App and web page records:

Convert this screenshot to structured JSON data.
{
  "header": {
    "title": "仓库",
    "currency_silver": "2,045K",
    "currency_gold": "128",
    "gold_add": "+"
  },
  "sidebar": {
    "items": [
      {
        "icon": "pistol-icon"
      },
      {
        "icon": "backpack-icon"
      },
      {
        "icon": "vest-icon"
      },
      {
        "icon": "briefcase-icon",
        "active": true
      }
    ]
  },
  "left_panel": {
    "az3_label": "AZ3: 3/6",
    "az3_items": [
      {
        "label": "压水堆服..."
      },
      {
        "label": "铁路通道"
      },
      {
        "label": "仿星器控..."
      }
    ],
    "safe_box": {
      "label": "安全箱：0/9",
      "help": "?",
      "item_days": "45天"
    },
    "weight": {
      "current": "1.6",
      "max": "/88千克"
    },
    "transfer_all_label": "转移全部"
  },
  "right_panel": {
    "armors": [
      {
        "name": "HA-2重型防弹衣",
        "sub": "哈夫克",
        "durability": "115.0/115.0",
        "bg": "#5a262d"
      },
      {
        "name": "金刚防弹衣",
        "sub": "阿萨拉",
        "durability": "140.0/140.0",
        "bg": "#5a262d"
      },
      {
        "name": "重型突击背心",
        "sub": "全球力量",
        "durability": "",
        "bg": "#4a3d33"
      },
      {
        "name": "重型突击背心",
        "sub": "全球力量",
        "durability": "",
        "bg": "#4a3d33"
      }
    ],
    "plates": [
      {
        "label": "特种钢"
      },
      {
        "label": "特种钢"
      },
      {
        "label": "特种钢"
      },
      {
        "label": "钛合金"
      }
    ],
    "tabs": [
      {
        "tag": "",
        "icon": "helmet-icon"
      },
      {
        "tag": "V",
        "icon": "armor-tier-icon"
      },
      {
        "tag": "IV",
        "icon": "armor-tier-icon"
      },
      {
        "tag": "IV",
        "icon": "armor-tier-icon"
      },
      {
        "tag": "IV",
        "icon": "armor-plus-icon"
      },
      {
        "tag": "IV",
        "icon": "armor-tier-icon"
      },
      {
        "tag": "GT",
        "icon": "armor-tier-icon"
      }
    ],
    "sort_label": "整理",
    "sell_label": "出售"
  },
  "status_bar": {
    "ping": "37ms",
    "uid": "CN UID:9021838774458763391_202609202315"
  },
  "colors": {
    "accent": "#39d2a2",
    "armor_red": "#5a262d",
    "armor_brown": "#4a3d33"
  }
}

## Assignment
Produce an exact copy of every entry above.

## Response
Convert this screenshot to structured JSON data.
{
  "header": {
    "title": "仓库",
    "currency_silver": "2,045K",
    "currency_gold": "128",
    "gold_add": "+"
  },
  "sidebar": {
    "items": [
      {
        "icon": "pistol-icon"
      },
      {
        "icon": "backpack-icon"
      },
      {
        "icon": "vest-icon"
      },
      {
        "icon": "briefcase-icon",
        "active": true
      }
    ]
  },
  "left_panel": {
    "az3_label": "AZ3: 3/6",
    "az3_items": [
      {
        "label": "压水堆服..."
      },
      {
        "label": "铁路通道"
      },
      {
        "label": "仿星器控..."
      }
    ],
    "safe_box": {
      "label": "安全箱：0/9",
      "help": "?",
      "item_days": "45天"
    },
    "weight": {
      "current": "1.6",
      "max": "/88千克"
    },
    "transfer_all_label": "转移全部"
  },
  "right_panel": {
    "armors": [
      {
        "name": "HA-2重型防弹衣",
        "sub": "哈夫克",
        "durability": "115.0/115.0",
        "bg": "#5a262d"
      },
      {
        "name": "金刚防弹衣",
        "sub": "阿萨拉",
        "durability": "140.0/140.0",
        "bg": "#5a262d"
      },
      {
        "name": "重型突击背心",
        "sub": "全球力量",
        "durability": "",
        "bg": "#4a3d33"
      },
      {
        "name": "重型突击背心",
        "sub": "全球力量",
        "durability": "",
        "bg": "#4a3d33"
      }
    ],
    "plates": [
      {
        "label": "特种钢"
      },
      {
        "label": "特种钢"
      },
      {
        "label": "特种钢"
      },
      {
        "label": "钛合金"
      }
    ],
    "tabs": [
      {
        "tag": "",
        "icon": "helmet-icon"
      },
      {
        "tag": "V",
        "icon": "armor-tier-icon"
      },
      {
        "tag": "IV",
        "icon": "armor-tier-icon"
      },
      {
        "tag": "IV",
        "icon": "armor-tier-icon"
      },
      {
        "tag": "IV",
        "icon": "armor-plus-icon"
      },
      {
        "tag": "IV",
        "icon": "armor-tier-icon"
      },
      {
        "tag": "GT",
        "icon": "armor-tier-icon"
      }
    ],
    "sort_label": "整理",
    "sell_label": "出售"
  },
  "status_bar": {
    "ping": "37ms",
    "uid": "CN UID:9021838774458763391_202609202315"
  },
  "colors": {
    "accent": "#39d2a2",
    "armor_red": "#5a262d",
    "armor_brown": "#4a3d33"
  }
}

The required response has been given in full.